"I certainly appreciate a focus on improving battery life on mobile devices, but most of the new features are minor tweaks in navigation and responsiveness. They are warmly welcome but hardly revolutionary. In fact, you can argue that the biggest change is the name," Miller said.
Mobile expert Sascha Segan was full of somewhat grudging admiration for iOS 7, which he thinks borrows liberally from the look and feel of Microsoft's Windows Phone 8. The big difference, he said, is that thanks to its mature developer ecosystem and commanding market share, Cupertino is in a much better position to push out a lot more copies of its new mobile platform than Redmond has thus far.
Segan also praised the man in charge at Apple.
"This is why Tim Cook is the CEO of Apple. He's the master of execution. Maybe a Steve Jobs, who knows what consumers want before they do, only comes along a few times a generation; maybe Apple doesn't have one of those now. Maybe that makes Apple a ‘normal company.’ It's an incumbent, not a disruptor," he said.
"But you can't deny that Apple has smart designers, skilful programmers, and a passionate fan base. An incumbent can stay on top by innovating, co-opting and executing. If Apple executes the smartphone success playbook the best, it doesn't matter that it learned some of the plays from its rivals. It'll still win the game."
At All Things D, Ina Fried cautioned against thinking of iOS 7 as just a surface-level upgrade.
"iOS 7 is a lot more than just a makeover. While Apple went into detail on roughly a dozen new features of iOS 7, there is a long list of changes big and small that will [also] be part of the new phone operating system when it ships this fall," she wrote. Among those were "better mail search and improved download of TV shows" for consumers, while business users will be able to take advantage of iOS 7’s "better support for virtual private networks, and security and manageability enhancements."
Meanwhile, Nick Bilton summarised Apple's new mobile OS succinctly on Twitter, quipping: "If you have O.C.D, you're gonna love iOS7." And actor Wil Wheaton couldn't help snarking: "Watched a little #WWDC on a break. Excited for iOS users to have some of the things we've had on Android for years."

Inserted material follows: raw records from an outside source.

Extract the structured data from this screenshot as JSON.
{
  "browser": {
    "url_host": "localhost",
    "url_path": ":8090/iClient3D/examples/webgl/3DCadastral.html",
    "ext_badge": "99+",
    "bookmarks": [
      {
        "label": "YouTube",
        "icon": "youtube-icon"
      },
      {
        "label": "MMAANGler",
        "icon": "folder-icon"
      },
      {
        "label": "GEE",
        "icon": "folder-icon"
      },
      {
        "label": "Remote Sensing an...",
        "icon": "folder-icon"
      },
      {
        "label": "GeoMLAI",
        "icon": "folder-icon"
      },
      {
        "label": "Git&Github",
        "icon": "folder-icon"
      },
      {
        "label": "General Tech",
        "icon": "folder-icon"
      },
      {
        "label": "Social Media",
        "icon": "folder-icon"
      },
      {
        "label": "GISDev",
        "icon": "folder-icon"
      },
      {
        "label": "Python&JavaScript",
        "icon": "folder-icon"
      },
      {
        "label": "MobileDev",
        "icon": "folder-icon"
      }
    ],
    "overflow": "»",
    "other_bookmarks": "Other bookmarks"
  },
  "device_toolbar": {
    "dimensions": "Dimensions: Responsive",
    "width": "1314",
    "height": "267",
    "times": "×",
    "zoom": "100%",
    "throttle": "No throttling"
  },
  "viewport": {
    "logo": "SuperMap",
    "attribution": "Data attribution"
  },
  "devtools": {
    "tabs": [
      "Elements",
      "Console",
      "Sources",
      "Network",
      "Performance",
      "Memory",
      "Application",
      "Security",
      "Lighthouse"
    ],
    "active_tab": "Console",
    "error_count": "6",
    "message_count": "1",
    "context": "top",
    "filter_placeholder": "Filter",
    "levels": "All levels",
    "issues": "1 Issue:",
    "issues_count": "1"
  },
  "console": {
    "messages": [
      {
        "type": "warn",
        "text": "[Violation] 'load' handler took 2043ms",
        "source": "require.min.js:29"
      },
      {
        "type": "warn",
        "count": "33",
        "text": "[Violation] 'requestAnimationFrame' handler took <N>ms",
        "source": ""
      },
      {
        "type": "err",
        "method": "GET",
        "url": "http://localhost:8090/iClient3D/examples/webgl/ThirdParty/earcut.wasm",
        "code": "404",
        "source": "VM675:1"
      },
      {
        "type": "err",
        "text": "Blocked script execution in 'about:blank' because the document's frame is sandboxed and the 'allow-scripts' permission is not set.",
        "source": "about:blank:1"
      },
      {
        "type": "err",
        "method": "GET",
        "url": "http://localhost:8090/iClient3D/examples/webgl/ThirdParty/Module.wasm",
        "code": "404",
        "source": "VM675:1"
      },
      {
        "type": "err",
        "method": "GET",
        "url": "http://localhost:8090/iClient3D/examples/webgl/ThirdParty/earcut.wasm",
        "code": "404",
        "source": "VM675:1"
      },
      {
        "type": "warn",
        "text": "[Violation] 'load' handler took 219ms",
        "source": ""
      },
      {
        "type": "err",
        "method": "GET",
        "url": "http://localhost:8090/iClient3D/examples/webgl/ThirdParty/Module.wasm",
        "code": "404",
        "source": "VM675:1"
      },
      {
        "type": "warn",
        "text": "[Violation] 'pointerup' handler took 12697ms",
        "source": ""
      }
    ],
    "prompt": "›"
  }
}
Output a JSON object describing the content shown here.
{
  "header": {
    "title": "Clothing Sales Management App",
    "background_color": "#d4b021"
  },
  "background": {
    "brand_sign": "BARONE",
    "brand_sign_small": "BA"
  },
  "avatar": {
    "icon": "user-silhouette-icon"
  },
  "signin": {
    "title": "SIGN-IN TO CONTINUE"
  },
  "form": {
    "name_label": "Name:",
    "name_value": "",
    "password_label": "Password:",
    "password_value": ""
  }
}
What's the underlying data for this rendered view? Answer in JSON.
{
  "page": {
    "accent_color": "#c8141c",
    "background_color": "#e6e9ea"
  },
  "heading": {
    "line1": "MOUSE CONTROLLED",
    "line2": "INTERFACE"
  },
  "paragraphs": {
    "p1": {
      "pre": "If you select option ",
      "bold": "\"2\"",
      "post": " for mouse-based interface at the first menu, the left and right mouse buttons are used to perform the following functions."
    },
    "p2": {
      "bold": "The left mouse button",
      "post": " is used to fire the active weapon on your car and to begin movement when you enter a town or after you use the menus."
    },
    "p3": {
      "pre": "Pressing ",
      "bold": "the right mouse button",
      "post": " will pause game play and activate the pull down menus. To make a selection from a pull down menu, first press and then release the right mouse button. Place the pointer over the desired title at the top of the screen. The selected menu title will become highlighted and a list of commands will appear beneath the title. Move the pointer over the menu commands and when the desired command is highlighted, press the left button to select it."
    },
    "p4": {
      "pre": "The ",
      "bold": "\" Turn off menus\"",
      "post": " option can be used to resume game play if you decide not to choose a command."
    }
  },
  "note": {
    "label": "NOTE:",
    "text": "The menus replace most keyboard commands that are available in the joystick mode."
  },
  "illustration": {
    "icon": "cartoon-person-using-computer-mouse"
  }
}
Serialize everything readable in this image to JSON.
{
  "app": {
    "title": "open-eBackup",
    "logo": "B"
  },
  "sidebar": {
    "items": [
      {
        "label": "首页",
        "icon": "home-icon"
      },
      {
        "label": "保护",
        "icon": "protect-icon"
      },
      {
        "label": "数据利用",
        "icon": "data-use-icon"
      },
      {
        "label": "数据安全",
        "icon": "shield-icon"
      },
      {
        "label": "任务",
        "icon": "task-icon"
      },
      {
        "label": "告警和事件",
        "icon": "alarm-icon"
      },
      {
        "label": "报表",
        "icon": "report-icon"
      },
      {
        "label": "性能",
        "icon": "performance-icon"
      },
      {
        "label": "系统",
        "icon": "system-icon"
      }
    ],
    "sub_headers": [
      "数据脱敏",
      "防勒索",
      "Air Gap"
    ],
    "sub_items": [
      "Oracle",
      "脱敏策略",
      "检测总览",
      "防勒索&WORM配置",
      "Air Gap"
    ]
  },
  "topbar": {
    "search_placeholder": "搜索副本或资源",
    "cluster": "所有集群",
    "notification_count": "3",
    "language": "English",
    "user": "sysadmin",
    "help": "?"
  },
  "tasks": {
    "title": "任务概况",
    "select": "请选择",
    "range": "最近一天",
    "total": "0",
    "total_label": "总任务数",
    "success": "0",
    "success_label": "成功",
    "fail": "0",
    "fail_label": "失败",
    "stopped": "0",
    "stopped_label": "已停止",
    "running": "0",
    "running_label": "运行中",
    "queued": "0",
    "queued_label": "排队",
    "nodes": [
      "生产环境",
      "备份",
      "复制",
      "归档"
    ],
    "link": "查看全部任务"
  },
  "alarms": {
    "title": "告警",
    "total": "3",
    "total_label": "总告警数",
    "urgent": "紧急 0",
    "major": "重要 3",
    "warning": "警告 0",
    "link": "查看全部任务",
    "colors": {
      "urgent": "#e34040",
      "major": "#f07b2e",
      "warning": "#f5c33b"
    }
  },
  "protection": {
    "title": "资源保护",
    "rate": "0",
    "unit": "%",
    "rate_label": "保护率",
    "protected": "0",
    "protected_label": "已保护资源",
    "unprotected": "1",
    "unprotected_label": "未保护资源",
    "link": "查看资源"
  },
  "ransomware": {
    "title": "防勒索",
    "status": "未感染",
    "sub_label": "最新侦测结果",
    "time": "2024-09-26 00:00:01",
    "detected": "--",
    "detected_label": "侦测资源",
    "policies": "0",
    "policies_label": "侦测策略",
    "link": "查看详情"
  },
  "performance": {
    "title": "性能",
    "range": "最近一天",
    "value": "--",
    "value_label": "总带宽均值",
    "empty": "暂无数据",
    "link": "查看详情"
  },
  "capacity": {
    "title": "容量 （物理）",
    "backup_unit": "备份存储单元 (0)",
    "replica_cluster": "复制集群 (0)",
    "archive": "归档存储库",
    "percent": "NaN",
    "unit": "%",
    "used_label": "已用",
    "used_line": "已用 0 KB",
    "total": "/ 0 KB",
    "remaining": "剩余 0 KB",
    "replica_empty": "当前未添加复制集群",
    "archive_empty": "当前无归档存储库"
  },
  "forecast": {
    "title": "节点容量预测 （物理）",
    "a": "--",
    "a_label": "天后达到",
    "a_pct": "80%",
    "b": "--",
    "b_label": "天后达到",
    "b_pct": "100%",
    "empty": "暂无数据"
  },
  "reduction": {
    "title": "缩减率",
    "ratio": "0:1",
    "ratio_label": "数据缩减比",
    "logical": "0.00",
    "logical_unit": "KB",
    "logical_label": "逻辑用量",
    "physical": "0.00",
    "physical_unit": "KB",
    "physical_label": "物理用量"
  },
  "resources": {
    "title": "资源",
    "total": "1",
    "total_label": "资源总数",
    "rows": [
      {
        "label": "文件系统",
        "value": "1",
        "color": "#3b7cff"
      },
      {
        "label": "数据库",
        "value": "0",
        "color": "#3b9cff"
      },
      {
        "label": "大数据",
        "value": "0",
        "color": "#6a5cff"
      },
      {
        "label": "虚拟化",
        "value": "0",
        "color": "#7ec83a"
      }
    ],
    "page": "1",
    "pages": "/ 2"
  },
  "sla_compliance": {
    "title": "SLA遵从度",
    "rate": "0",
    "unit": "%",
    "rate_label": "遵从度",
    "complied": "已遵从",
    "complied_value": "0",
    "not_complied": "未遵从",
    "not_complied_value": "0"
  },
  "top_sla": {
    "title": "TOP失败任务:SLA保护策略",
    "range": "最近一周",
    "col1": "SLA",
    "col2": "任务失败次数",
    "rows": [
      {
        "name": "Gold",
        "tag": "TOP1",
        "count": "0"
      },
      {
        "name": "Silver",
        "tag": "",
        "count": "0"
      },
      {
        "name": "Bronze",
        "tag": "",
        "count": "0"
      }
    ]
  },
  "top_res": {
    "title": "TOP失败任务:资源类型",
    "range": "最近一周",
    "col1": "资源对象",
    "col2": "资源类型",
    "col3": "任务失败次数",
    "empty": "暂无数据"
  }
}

On the hardware side, Bertila Helena of TechShout noted that folks were already calling the visually arresting Mac Pro update "a trashcan, a coffee mug, a pencil holder and many other things less tasteful." She also noted that the new Mac Pro's innovative heat dispersal system and internal hardware arrangement were likely to be aped by other manufacturers before long.
"This is obviously the future king of all multimedia work, especially video editing, which needs all the help it can get. I would also assume that sort of power would make any Adobe application pop. No waiting!" Dvorak said.
And what about the new MacBook Airs? The new laptops are one of the few WWDC-announced products you can actually get your hands on today – iFixit was already promising a full teardown report late yesterday – but they also appear to have the least amount of ink spilled on them.
After all, what's there to say about a pretty standard upgrade that didn't do much to change up Apple's always popular ultrathin and light laptop line? Joel Santo Domingo laid out the basic specs for the new MacBook Air 11in and 13in, noting that "both systems' exteriors are unchanged from the last couple of iterations."
The main thing to know about the new MacBook Airs is that they're powered by Intel's new Haswell processors, which deliver more efficient performance than the previous generation and hence a better battery life.
Ultimately, Dan Ackerman of CNET found Apple's laptop strategy confusing, noting that Haswell is only appearing in the new MacBook Airs for now.
"It's hard to imagine, but Apple's MacBook line-up has been turned on its head. As of right now, the highest-priced MacBooks are a technological generation behind the least expensive MacBooks, making for shopping confusion if you're about to invest in a new system from Apple," he said.